** Given data follows **

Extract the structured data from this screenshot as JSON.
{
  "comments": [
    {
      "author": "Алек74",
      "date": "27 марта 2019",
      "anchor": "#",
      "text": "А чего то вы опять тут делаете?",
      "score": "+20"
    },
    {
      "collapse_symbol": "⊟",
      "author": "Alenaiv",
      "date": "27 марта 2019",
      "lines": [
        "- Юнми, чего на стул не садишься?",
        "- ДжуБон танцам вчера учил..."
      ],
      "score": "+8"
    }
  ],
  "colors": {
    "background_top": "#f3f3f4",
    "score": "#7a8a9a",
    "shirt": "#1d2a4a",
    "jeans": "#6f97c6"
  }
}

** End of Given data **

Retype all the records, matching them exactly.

Extract the structured data from this screenshot as JSON.
{
  "comments": [
    {
      "author": "Алек74",
      "date": "27 марта 2019",
      "anchor": "#",
      "text": "А чего то вы опять тут делаете?",
      "score": "+20"
    },
    {
      "collapse_symbol": "⊟",
      "author": "Alenaiv",
      "date": "27 марта 2019",
      "lines": [
        "- Юнми, чего на стул не садишься?",
        "- ДжуБон танцам вчера учил..."
      ],
      "score": "+8"
    }
  ],
  "colors": {
    "background_top": "#f3f3f4",
    "score": "#7a8a9a",
    "shirt": "#1d2a4a",
    "jeans": "#6f97c6"
  }
}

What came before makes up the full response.